Wednesday 10 April 2013

How to get content: 4 ways to avoid more meetings

Building relationships with content owners is really important. But one meeting can so often lead to another, and as a website manager you find yourself having the same conversation over and over again (sometimes with the same person).
Them: We need a website for our department.
You: Let’s start with some information about the services you provide and helping people to do useful things such as contacting you. We can put this on the organisation's website, where people are expecting to find it.
Them: That’s easy. I’ll have something for you next week.
In the majority of cases, the content never appears.

Rather than wasting your time repeating yourself, try to find out why the content is not being supplied, and if you can help.

1. Make it clear you don’t need a perfect polished product.

They may be great at their profession, but not everyone is confident in writing. Tell them that knocking off a few bullet points with the plain facts is fine, and that typos don’t matter. You’ll take care of the style and proofreading.

2. Offer to interview them.

You can do this over the phone or in person, with your lead contact and other members of their team.
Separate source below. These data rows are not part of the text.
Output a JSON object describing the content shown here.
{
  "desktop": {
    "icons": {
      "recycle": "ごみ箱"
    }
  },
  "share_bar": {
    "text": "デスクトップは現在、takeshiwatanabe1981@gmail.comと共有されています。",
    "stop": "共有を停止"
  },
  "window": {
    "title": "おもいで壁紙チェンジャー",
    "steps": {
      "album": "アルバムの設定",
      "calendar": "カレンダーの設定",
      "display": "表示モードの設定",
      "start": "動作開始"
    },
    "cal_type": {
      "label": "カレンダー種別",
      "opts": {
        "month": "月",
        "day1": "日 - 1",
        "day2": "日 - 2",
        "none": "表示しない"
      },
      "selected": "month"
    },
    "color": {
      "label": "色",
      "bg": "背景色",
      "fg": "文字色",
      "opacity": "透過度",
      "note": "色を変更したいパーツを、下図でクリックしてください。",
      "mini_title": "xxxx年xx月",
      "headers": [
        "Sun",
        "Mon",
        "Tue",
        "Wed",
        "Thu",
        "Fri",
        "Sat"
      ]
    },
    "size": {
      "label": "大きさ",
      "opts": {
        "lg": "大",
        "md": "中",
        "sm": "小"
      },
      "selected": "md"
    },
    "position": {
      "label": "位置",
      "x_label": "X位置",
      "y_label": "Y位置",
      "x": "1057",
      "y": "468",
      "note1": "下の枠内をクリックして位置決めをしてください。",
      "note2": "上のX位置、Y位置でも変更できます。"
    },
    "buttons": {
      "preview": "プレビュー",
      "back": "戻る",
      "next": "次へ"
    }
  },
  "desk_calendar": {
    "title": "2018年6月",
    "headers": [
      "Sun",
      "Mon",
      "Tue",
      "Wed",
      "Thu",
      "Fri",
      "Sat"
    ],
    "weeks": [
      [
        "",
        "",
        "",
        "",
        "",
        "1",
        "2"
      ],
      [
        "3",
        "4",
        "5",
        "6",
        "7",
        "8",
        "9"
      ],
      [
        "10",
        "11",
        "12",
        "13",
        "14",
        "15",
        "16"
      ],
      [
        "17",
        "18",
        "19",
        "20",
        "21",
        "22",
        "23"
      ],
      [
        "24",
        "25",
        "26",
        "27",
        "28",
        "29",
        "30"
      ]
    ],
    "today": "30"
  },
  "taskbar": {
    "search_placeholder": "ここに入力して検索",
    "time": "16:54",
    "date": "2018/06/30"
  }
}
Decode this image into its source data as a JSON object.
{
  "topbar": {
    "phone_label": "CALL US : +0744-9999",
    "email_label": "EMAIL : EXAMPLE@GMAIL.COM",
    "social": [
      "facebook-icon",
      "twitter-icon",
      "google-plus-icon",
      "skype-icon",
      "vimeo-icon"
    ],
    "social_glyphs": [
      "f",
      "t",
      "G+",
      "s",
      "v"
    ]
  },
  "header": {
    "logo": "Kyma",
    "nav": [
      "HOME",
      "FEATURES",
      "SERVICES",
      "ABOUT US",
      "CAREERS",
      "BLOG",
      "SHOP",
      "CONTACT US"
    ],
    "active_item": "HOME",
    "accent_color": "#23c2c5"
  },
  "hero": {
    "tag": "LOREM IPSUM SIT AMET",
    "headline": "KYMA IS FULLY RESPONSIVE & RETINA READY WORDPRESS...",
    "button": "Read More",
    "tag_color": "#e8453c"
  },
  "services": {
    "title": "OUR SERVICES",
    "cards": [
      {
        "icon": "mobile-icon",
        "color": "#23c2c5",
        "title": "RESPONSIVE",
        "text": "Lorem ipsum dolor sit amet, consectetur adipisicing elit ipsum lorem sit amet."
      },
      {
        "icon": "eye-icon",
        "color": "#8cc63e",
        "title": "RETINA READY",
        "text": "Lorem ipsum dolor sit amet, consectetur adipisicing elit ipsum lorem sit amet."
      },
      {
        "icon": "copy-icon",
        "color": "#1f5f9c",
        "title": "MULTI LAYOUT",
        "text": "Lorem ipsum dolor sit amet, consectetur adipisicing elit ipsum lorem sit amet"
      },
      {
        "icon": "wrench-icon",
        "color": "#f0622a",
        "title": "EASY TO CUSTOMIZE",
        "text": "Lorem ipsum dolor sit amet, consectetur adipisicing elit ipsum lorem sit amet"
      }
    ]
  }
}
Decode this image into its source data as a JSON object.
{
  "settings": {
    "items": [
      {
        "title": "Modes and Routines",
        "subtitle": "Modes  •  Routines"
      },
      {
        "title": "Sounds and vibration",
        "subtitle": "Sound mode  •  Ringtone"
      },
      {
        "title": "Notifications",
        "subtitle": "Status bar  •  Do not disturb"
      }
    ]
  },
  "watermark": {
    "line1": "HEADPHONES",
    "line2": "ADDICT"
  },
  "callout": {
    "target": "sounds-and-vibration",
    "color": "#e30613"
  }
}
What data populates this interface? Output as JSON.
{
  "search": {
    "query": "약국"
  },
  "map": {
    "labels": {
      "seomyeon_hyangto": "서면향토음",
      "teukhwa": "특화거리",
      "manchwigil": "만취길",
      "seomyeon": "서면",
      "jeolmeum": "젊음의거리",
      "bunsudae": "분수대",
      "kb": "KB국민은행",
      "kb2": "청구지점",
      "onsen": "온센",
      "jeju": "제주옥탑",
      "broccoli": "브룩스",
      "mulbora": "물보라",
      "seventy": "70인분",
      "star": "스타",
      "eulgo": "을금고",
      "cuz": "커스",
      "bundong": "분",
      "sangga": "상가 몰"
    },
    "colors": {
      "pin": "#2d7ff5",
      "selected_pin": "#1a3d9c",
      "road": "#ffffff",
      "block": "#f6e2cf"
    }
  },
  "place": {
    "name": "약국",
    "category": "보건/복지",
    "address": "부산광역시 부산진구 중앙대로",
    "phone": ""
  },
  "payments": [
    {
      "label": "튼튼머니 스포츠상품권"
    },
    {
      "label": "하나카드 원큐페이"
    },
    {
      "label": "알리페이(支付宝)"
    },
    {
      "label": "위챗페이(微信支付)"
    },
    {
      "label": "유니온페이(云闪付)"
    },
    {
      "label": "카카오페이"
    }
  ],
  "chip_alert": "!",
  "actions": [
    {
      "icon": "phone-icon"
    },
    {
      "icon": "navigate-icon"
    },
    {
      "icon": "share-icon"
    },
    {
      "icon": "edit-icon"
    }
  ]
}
Then write up your notes into draft web pages, and send it to them for checking or filling in the gaps.

3. Find someone else.

Diplomatically ask if there is another person in the department who can take some of the burden. In a hospital context, consultants often want to take the lead, but may not have time. But junior doctors, nurses, administrators and even patients can do the job just as well. They just need time, knowledge, and enthusiasm.

4. Write it yourself.

As a last resort, if you really need some content and it is not forthcoming, gather what information you can from the internet and their publications, and draft something yourself. 
  • Walk round to the ward or department, and take copies of their leaflets. 
  • Use a person's (public) LinkedIn profile to draft a biography. 
  • Look at similar services in other countries or towns, to get ideas for headings and the types of content that users may find useful.
Don’t worry that there will be gaps for specific details such as email addresses. Then send the draft to the service manager and ask them to fill in the gaps, assuring them it will not be published until they have checked it. Be prepared for their outrage at any errors – but you’ll definitely get a reaction, and hopefully some publishable pages.

No comments:

Post a Comment